The data
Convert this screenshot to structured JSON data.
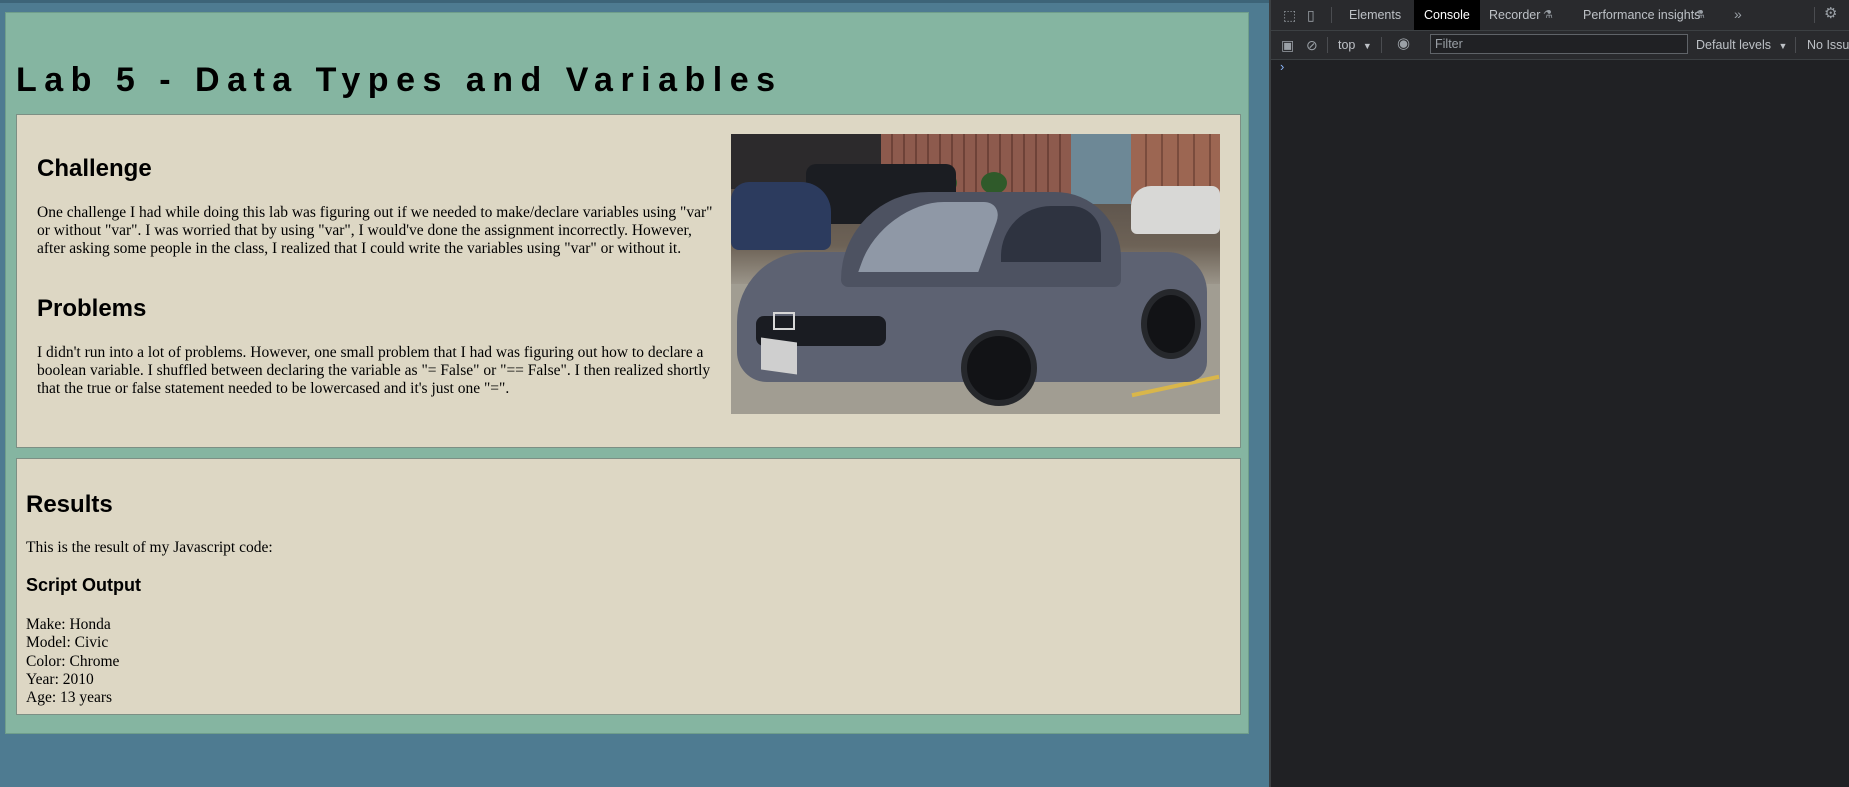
{
  "page": {
    "title": "Lab 5 - Data Types and Variables",
    "challenge": {
      "heading": "Challenge",
      "text": "One challenge I had while doing this lab was figuring out if we needed to make/declare variables using \"var\" or without \"var\". I was worried that by using \"var\", I would've done the assignment incorrectly. However, after asking some people in the class, I realized that I could write the variables using \"var\" or without it."
    },
    "problems": {
      "heading": "Problems",
      "text": "I didn't run into a lot of problems. However, one small problem that I had was figuring out how to declare a boolean variable. I shuffled between declaring the variable as \"= False\" or \"== False\". I then realized shortly that the true or false statement needed to be lowercased and it's just one \"=\"."
    },
    "results": {
      "heading": "Results",
      "text": "This is the result of my Javascript code:",
      "script_output_heading": "Script Output",
      "lines": [
        "Make: Honda",
        "Model: Civic",
        "Color: Chrome",
        "Year: 2010",
        "Age: 13 years"
      ]
    }
  },
  "devtools": {
    "tabs": [
      "Elements",
      "Console",
      "Recorder",
      "Performance insights"
    ],
    "active_tab": "Console",
    "context": "top",
    "filter_placeholder": "Filter",
    "levels": "Default levels",
    "issues": "No Issues",
    "prompt": "›"
  },
  "colors": {
    "page_background": "#4e7b91",
    "wrapper_background": "#85b5a1",
    "panel_background": "#ddd7c4",
    "devtools_background": "#202124"
  }
}
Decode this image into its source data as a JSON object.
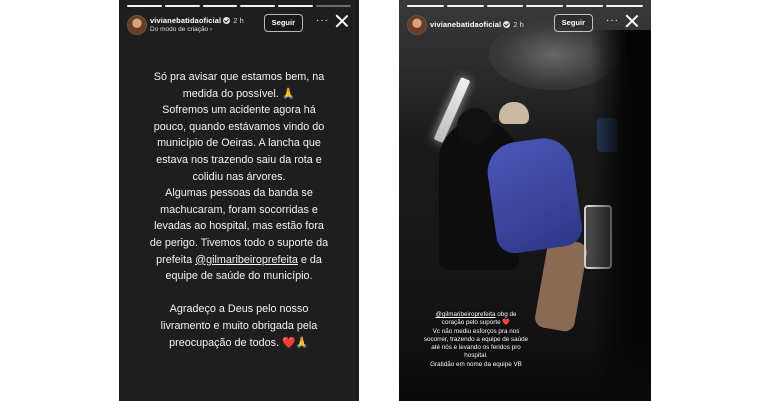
{
  "story_left": {
    "username": "vivianebatidaoficial",
    "time": "2 h",
    "subtitle": "Do modo de criação",
    "subtitle_chevron": "›",
    "follow_label": "Seguir",
    "more_label": "···",
    "lines": [
      "Só pra avisar que estamos bem, na",
      "medida do possível. 🙏",
      "Sofremos um acidente agora há",
      "pouco, quando estávamos vindo do",
      "município de Oeiras. A lancha que",
      "estava nos trazendo saiu da rota e",
      "colidiu nas árvores.",
      "Algumas pessoas da banda se",
      "machucaram, foram socorridas e",
      "levadas ao hospital, mas estão fora",
      "de perigo. Tivemos todo o suporte da"
    ],
    "mention": "@gilmaribeiroprefeita",
    "mention_suffix": " e da",
    "line_after_mention": "equipe de saúde do município.",
    "closing_lines": [
      "Agradeço a Deus pelo nosso",
      "livramento e muito obrigada pela"
    ],
    "last_line_text": "preocupação de todos.",
    "last_line_emoji": "❤️🙏",
    "prefix_before_mention": "prefeita "
  },
  "story_right": {
    "username": "vivianebatidaoficial",
    "time": "2 h",
    "follow_label": "Seguir",
    "more_label": "···",
    "caption_mention": "@gilmaribeiroprefeita",
    "caption_line1_suffix": " obg de",
    "caption_line2": "coração pelo suporte",
    "caption_heart": "❤️",
    "caption_lines": [
      "Vc não mediu esforços pra nos",
      "socorrer, trazendo a equipe de saúde",
      "até nós e levando os feridos pro",
      "hospital.",
      "Gratidão em nome da equipe VB"
    ]
  }
}
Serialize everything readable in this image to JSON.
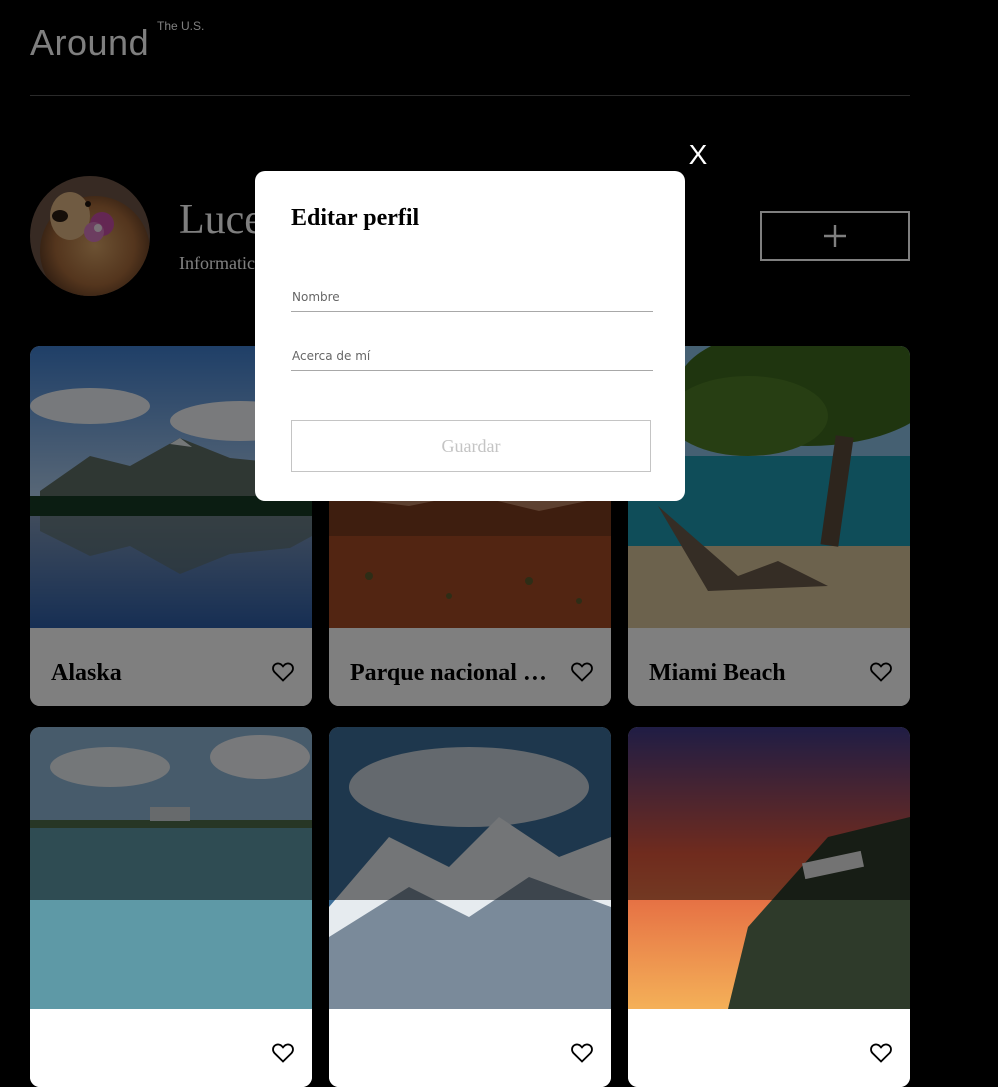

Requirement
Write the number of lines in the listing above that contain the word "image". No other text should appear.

Result
2